Husain reading the newspaper in Old Delhi.Husain reading the newspaper in Old Delhi.

In the series of images, one can see Husain in different moods and places — from reading a newspaper in a busy market to roaming the streets of Nizamuddin in Delhi, from listening to poetry at the dargah to drinking tea.

Husain in front of his painting.Husain in front of his painting.

Mostly taken during 1992-2002, these photographs present the everyday life of artist M.F. Husain that consists of many conversations, travels, accidental plans and impromptu gestures.

Husian with fellow artist Ram Kumar.Husian with fellow artist Ram Kumar.

“It started with him asking me to click a few pictures of his work for documentation purpose. Later, it turned into a dialogue with the artist and his works. It attempts to capture a moment of interaction between the past of Husain sahab’s artistic vision, as it transformed over the years, and his own present, as an artist of renown. But today for me, this collection is a documentation of our modern history.”

M.F. Husain becoming an extension of his artwork.M.F. Husain becoming an extension of his artwork.

Sharing some of his fond memories about the artist, Parthiv states, “There are numerous. I was very close to his children and when I shifted to Delhi, I used to frequently visit his place. He was very spontaneous. He would call me early in the morning to various places and each was a experience of its own. I remember once he called me early in the morning, stating he is near my place and is visiting fellow artist Ram Kumar. He asked me to join him. We reached his place, wherein we got to know Ram Kumar was out for a walk at Humayun’s Tomb. He decided that we will catch up with Ram Kumar at the tomb. That visit taught me about friendship and the strong bonding they shared.”

Husian posing in front of his canvas.Husian posing in front of his canvas.

The photo series is a collection of archival dialogue between artworks, artist and the photographer. “The photos may carry a whiff of flamboyance because of the aura he had. But at the same time, it also captures the laughs we shared. There were times when I became the director, making him a part of the painting and sometimes an extension of his painting,” shares Parthiv.

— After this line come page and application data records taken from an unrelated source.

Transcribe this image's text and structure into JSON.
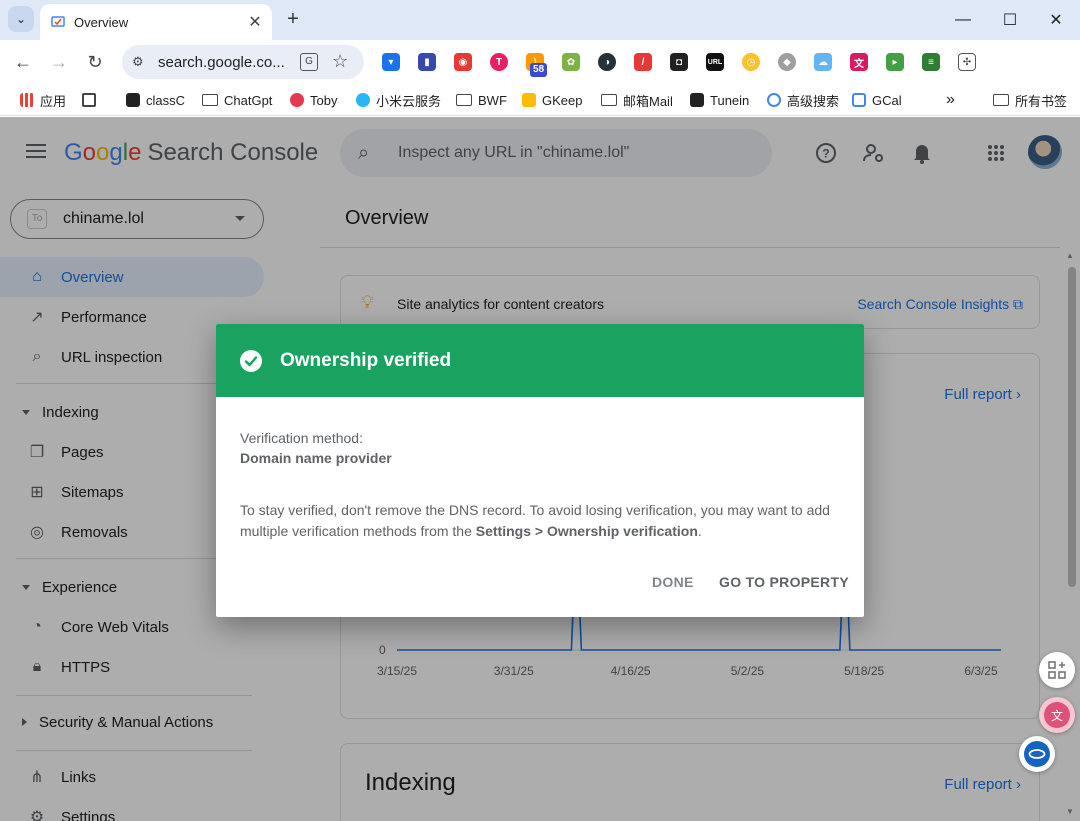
{
  "browser": {
    "tab": {
      "title": "Overview"
    },
    "omnibox": {
      "url": "search.google.co..."
    },
    "extensions": {
      "badge": "58",
      "url_ext": "URL"
    },
    "bookmarks": [
      {
        "label": "应用"
      },
      {
        "label": ""
      },
      {
        "label": "classC"
      },
      {
        "label": "ChatGpt"
      },
      {
        "label": "Toby"
      },
      {
        "label": "小米云服务"
      },
      {
        "label": "BWF"
      },
      {
        "label": "GKeep"
      },
      {
        "label": "邮箱Mail"
      },
      {
        "label": "Tunein"
      },
      {
        "label": "高级搜索"
      },
      {
        "label": "GCal"
      }
    ],
    "bookmarks_more": "»",
    "all_bookmarks": "所有书签"
  },
  "header": {
    "logo_google": [
      "G",
      "o",
      "o",
      "g",
      "l",
      "e"
    ],
    "logo_product": "Search Console",
    "search_placeholder": "Inspect any URL in \"chiname.lol\""
  },
  "sidebar": {
    "property": "chiname.lol",
    "items": [
      {
        "label": "Overview",
        "icon": "home-icon",
        "active": true
      },
      {
        "label": "Performance",
        "icon": "trending-icon"
      },
      {
        "label": "URL inspection",
        "icon": "search-icon"
      }
    ],
    "sections": [
      {
        "label": "Indexing",
        "items": [
          {
            "label": "Pages"
          },
          {
            "label": "Sitemaps"
          },
          {
            "label": "Removals"
          }
        ]
      },
      {
        "label": "Experience",
        "items": [
          {
            "label": "Core Web Vitals"
          },
          {
            "label": "HTTPS"
          }
        ]
      },
      {
        "label": "Security & Manual Actions",
        "items": []
      }
    ],
    "bottom_items": [
      {
        "label": "Links"
      },
      {
        "label": "Settings"
      }
    ]
  },
  "main": {
    "title": "Overview",
    "insight_text": "Site analytics for content creators",
    "insight_link": "Search Console Insights",
    "full_report": "Full report",
    "indexing_title": "Indexing"
  },
  "chart_data": {
    "type": "line",
    "x": [
      "3/15/25",
      "3/31/25",
      "4/16/25",
      "5/2/25",
      "5/18/25",
      "6/3/25"
    ],
    "y_tick_visible": "0",
    "series": [
      {
        "values": [
          0,
          0,
          0,
          0,
          0,
          0
        ]
      }
    ],
    "spikes_at": [
      "~4/12/25",
      "~5/19/25"
    ],
    "color": "#1a73e8"
  },
  "dialog": {
    "title": "Ownership verified",
    "method_label": "Verification method:",
    "method_value": "Domain name provider",
    "body_prefix": "To stay verified, don't remove the DNS record. To avoid losing verification, you may want to add multiple verification methods from the ",
    "body_bold": "Settings > Ownership verification",
    "body_suffix": ".",
    "done": "DONE",
    "go": "GO TO PROPERTY",
    "header_color": "#1aa260"
  }
}
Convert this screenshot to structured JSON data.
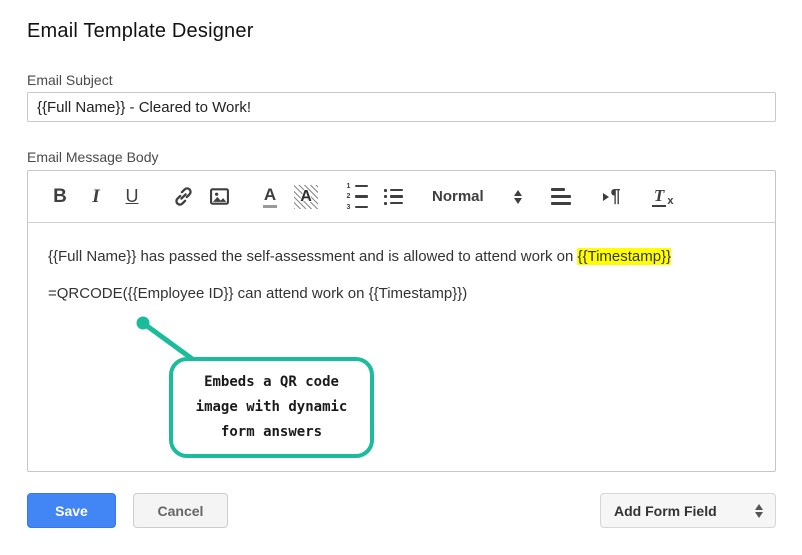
{
  "page_title": "Email Template Designer",
  "subject": {
    "label": "Email Subject",
    "value": "{{Full Name}} - Cleared to Work!"
  },
  "editor": {
    "label": "Email Message Body",
    "toolbar": {
      "bold": "B",
      "italic": "I",
      "underline": "U",
      "text_color_letter": "A",
      "background_color_letter": "A",
      "style_value": "Normal",
      "ordered_list_numbers": [
        "1",
        "2",
        "3"
      ],
      "direction_pilcrow": "¶",
      "clean_letter": "T",
      "clean_sub": "x",
      "icons": [
        "bold",
        "italic",
        "underline",
        "link",
        "image",
        "text-color",
        "background-color",
        "ordered-list",
        "bullet-list",
        "style-select",
        "align",
        "direction-rtl",
        "clear-formatting"
      ]
    },
    "content": {
      "line1_text": "{{Full Name}} has passed the self-assessment and is allowed to attend work on ",
      "line1_highlighted": "{{Timestamp}}",
      "line2_text": "=QRCODE({{Employee ID}} can attend work on {{Timestamp}})"
    }
  },
  "callout": {
    "lines": [
      "Embeds a QR code",
      "image with dynamic",
      "form answers"
    ]
  },
  "actions": {
    "save": "Save",
    "cancel": "Cancel",
    "add_form_field": "Add Form Field"
  },
  "colors": {
    "accent_teal": "#1abc9c",
    "highlight_yellow": "#ffff00",
    "save_blue": "#4285f4"
  }
}
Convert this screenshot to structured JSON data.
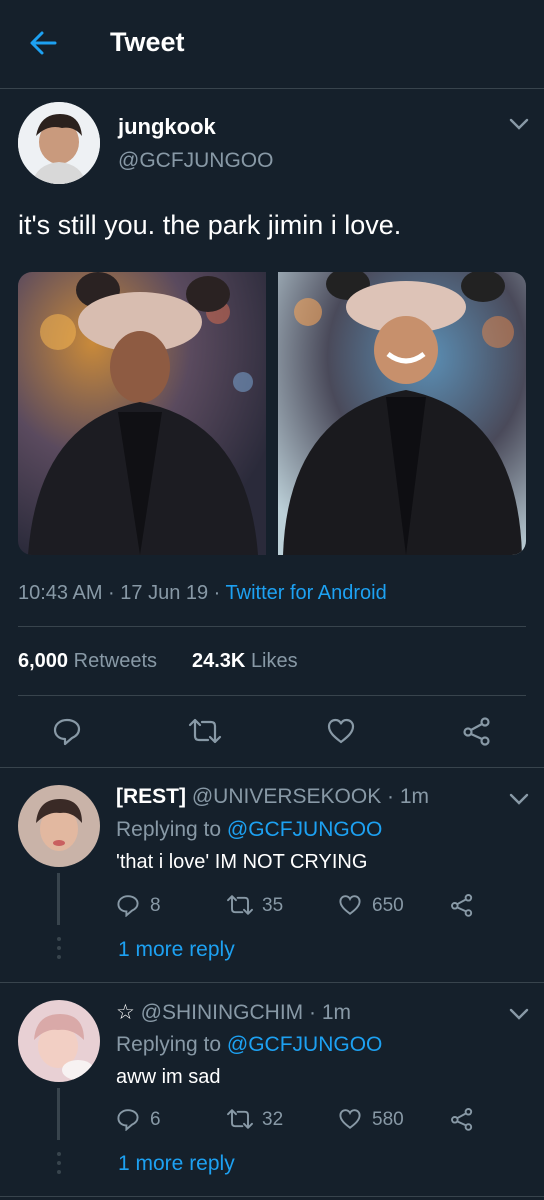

Also, the photographs capture the ‘humane’ Husain and how much at ease he was in the bylanes of Old Delhi, explains Parthiv, adding, “The photographs record the threshold of this belonging.

Husian in the bylanes of Nizamuddin.Husian in the bylanes of Nizamuddin.

“His interactions with the ordinary correspond to his many beliefs as an artist who found himself at the frontlines of controversy as well as fame. In real life as on screen, beliefs are always enacted through performance. It is on this observation that both Husain’s iconicity and its record on the screen find a common ground.”

Husain reading the newspaper in Old Delhi.Husain in front of his painting.Husian with fellow artist Ram Kumar.M.F. Husain becoming an extension of his artwork.Husian posing in front of his canvas.Husian in the bylanes of Nizamuddin.

Tags: m.f. husain, parthiv shah, ram kumar